However, the knowledge regarding the benefits that comes with breastfeeding seems to be disregarded by many modern women.
Benefits to the newborn
According to Juliet Kudate, a clinical officer who operates a private clinic in Narok town, breast milk contains antibodies.
These antibodies help in boosting the immunity and minimize chances of the baby getting sickness which can lead to increased mortality.
Babies who are not breastfed entirely for the first 6 months, Kudate explains, have higher chances of getting ear infections, respiratory illnesses and spells of diarrhea.
She explains that frequent children hospitalization is contributed by reduced or no breastfeeding.
The clinical officer adds that breast milk is nutritious and contains: proteins, fats and vitamins. The quantity, as she articulates, is easily digested compared to nanny milk.
This makes it an ideal diet for the growth and development of the baby. Strong immunity is responsible for such healthy living.
In addition, the baby is more likely to gain the right amount of weight as they grow.
“Breastfeeding is also linked to higher IQ in childhood life. Lactating mothers should take this warning seriously as any fault at this stage is completely irreversible”, states Kudate.
It should also be noted that breastfeeding enhances bonding of the mother and the child. This emanates from the physical closeness, skin-to-skin connection and the eye contact made during breastfeeding.
Benefit to the mother
Breastfeeding mothers lose pregnancy weight fast courtesy of lactation.
It helps in burning extra calories.

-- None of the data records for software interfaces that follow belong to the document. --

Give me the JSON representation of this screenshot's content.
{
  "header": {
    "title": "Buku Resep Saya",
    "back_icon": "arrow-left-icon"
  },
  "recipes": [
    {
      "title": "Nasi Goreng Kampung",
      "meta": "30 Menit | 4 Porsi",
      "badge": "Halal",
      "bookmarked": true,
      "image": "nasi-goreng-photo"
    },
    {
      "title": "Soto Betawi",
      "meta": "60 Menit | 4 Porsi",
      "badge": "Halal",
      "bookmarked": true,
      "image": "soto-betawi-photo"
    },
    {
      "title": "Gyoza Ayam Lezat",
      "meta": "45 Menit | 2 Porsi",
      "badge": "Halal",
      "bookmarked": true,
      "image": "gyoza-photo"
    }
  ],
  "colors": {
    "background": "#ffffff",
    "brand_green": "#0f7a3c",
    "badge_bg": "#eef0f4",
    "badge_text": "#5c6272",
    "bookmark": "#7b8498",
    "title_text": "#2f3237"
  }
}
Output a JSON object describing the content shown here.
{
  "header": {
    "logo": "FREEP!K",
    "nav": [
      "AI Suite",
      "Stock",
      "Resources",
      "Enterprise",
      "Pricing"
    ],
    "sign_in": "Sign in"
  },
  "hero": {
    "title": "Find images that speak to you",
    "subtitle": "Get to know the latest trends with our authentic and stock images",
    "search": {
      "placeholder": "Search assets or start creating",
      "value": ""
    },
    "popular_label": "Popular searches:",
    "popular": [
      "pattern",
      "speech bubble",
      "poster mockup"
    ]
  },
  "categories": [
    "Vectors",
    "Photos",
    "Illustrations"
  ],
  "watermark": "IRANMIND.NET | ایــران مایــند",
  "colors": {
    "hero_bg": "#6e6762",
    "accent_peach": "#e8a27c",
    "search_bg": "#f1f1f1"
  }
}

This is possible because of the release of the hormone oxytocin which enables the uterus to return to its normal size.
Furthermore, lactation is helpful in reducing bleeding after birth for the mothers.
Lactation also helps the mother in reducing the risk of some forms of cancers such as breast and ovarian cancer.

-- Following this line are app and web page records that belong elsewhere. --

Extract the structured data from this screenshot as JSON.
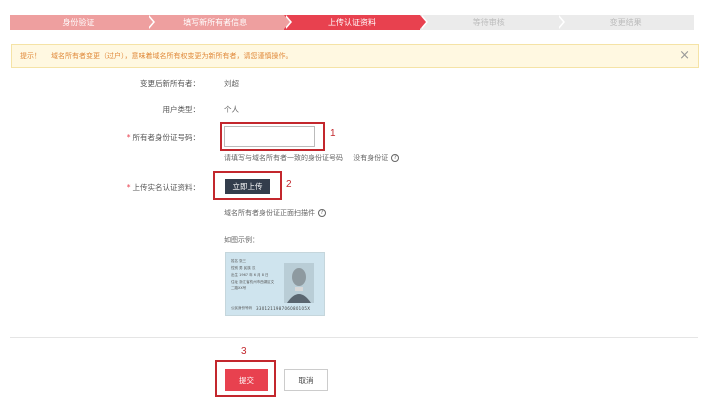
{
  "steps": [
    {
      "label": "身份验证",
      "state": "done"
    },
    {
      "label": "填写新所有者信息",
      "state": "done"
    },
    {
      "label": "上传认证资料",
      "state": "current"
    },
    {
      "label": "等待审核",
      "state": "todo"
    },
    {
      "label": "变更结果",
      "state": "todo"
    }
  ],
  "notice": {
    "prefix": "提示！",
    "message": "域名所有者变更（过户），意味着域名所有权变更为新所有者，请您谨慎操作。",
    "close_glyph": "×"
  },
  "form": {
    "new_owner_label": "变更后新所有者：",
    "new_owner_value": "刘超",
    "user_type_label": "用户类型：",
    "user_type_value": "个人",
    "id_number_label": "所有者身份证号码：",
    "id_number_value": "",
    "id_hint": "请填写与域名所有者一致的身份证号码",
    "no_id_link": "没有身份证",
    "upload_label": "上传实名认证资料：",
    "upload_button": "立即上传",
    "scan_hint": "域名所有者身份证正面扫描件",
    "example_label": "如图示例：",
    "required_mark": "*",
    "help_glyph": "?"
  },
  "card": {
    "line1": "姓名  张三",
    "line2": "性别  男   民族  汉",
    "line3": "出生  1967 年 6 月 8 日",
    "line4": "住址  浙江省杭州市西湖区文",
    "line5": "二路XX号",
    "id_label": "公民身份号码",
    "id_number": "330121198706080105X"
  },
  "annotations": {
    "one": "1",
    "two": "2",
    "three": "3"
  },
  "actions": {
    "submit": "提交",
    "cancel": "取消"
  },
  "colors": {
    "accent": "#e8414f",
    "done": "#ee9f9f",
    "todo": "#ebebeb",
    "annotation": "#c3272d",
    "notice_bg": "#fff8e1"
  }
}
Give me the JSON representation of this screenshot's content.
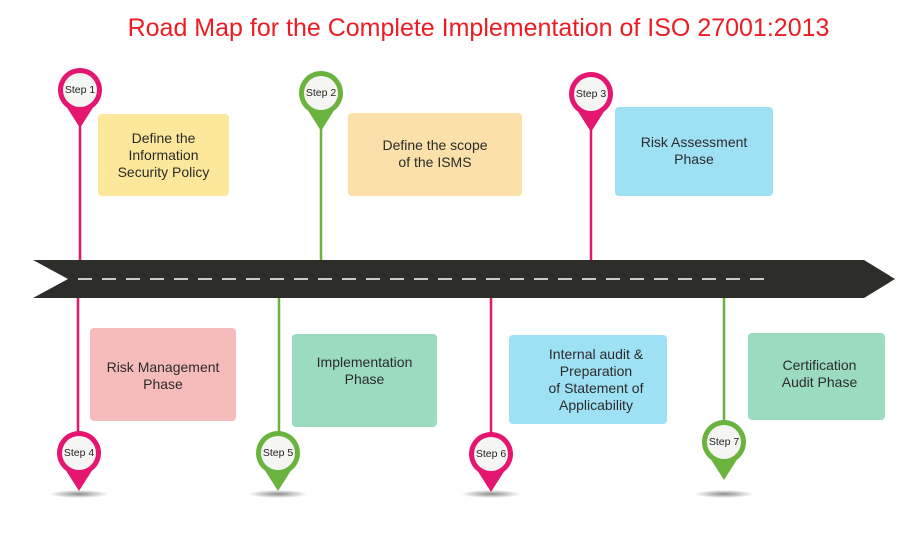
{
  "title": "Road Map for the Complete Implementation of ISO 27001:2013",
  "colors": {
    "title": "#ec1c24",
    "road": "#2d2e2a",
    "road_dash": "#ffffff",
    "pink": "#e5166f",
    "green": "#6ab33e",
    "yellow_box": "#fde79b",
    "peach_box": "#fbe0a9",
    "blue_box": "#9fe1f4",
    "pink_box": "#f6bcbb",
    "green_box": "#9bdcc0"
  },
  "steps": [
    {
      "label": "Step 1",
      "text": "Define the\nInformation\nSecurity Policy",
      "pin_color": "pink",
      "box_color": "yellow",
      "side": "top"
    },
    {
      "label": "Step 2",
      "text": "Define the scope\nof the ISMS",
      "pin_color": "green",
      "box_color": "peach",
      "side": "top"
    },
    {
      "label": "Step 3",
      "text": "Risk Assessment\nPhase",
      "pin_color": "pink",
      "box_color": "blue",
      "side": "top"
    },
    {
      "label": "Step 4",
      "text": "Risk Management\nPhase",
      "pin_color": "pink",
      "box_color": "pink",
      "side": "bottom"
    },
    {
      "label": "Step 5",
      "text": "Implementation\nPhase",
      "pin_color": "green",
      "box_color": "green",
      "side": "bottom"
    },
    {
      "label": "Step 6",
      "text": "Internal audit &\nPreparation\nof Statement of\nApplicability",
      "pin_color": "pink",
      "box_color": "blue",
      "side": "bottom"
    },
    {
      "label": "Step 7",
      "text": "Certification\nAudit Phase",
      "pin_color": "green",
      "box_color": "green",
      "side": "bottom"
    }
  ]
}
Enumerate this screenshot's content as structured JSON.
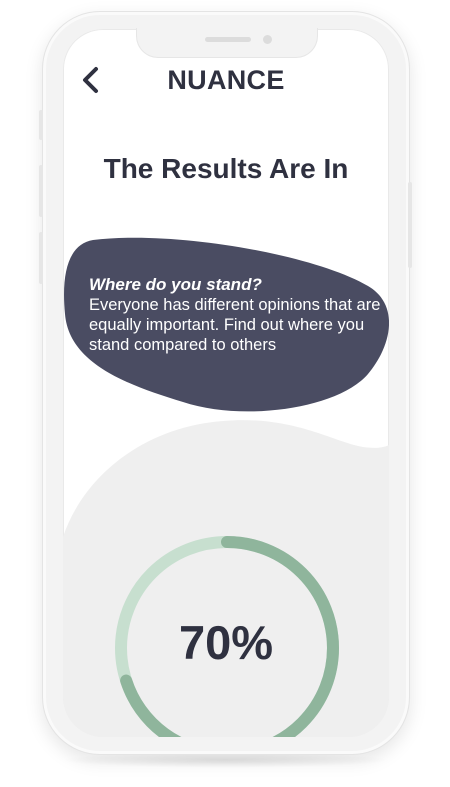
{
  "header": {
    "back_icon": "chevron-left-icon",
    "app_title": "NUANCE"
  },
  "page": {
    "title": "The Results Are In"
  },
  "info_card": {
    "heading": "Where do you stand?",
    "body": "Everyone has different opinions that are equally important. Find out where you stand compared to others"
  },
  "result": {
    "percent_label": "70%",
    "progress_fraction": 0.7
  },
  "colors": {
    "text_dark": "#2f3140",
    "card_bg": "#4a4c62",
    "ring_progress": "#8fb59c",
    "ring_track": "#c7dfcf",
    "wave_bg": "#efefef"
  }
}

“For breast cancer, lactation exercise ensures that there is no accumulation of milk which can lead to abnormal, cancerous growth within breast tissues.
And for ovarian cancer, it produces special antibodies for protein that suppress ovulation” she concludes adding that the significant of breastfeeding cannot be underestimated under normal circumstances.
Only 36 percent of infants aged 0- 6 months worldwide were exclusively breastfeed over the period of 2007 to 2014.
According to World Health Organization (WHO) and United Nations children’s Fund (UNICEF) in collaboration with the Global Breastfeeding Collective, no country fully meets recommended standard for breastfeeding.
WHO and UNICEF recommend early initiation of breastfeeding within 1 hour of birth and exclusive breastfeeding for the first 6 months.
It also recommends introduction of solid food at six months along with continued breastfeeding for two years or beyond.
By Joseph Macharia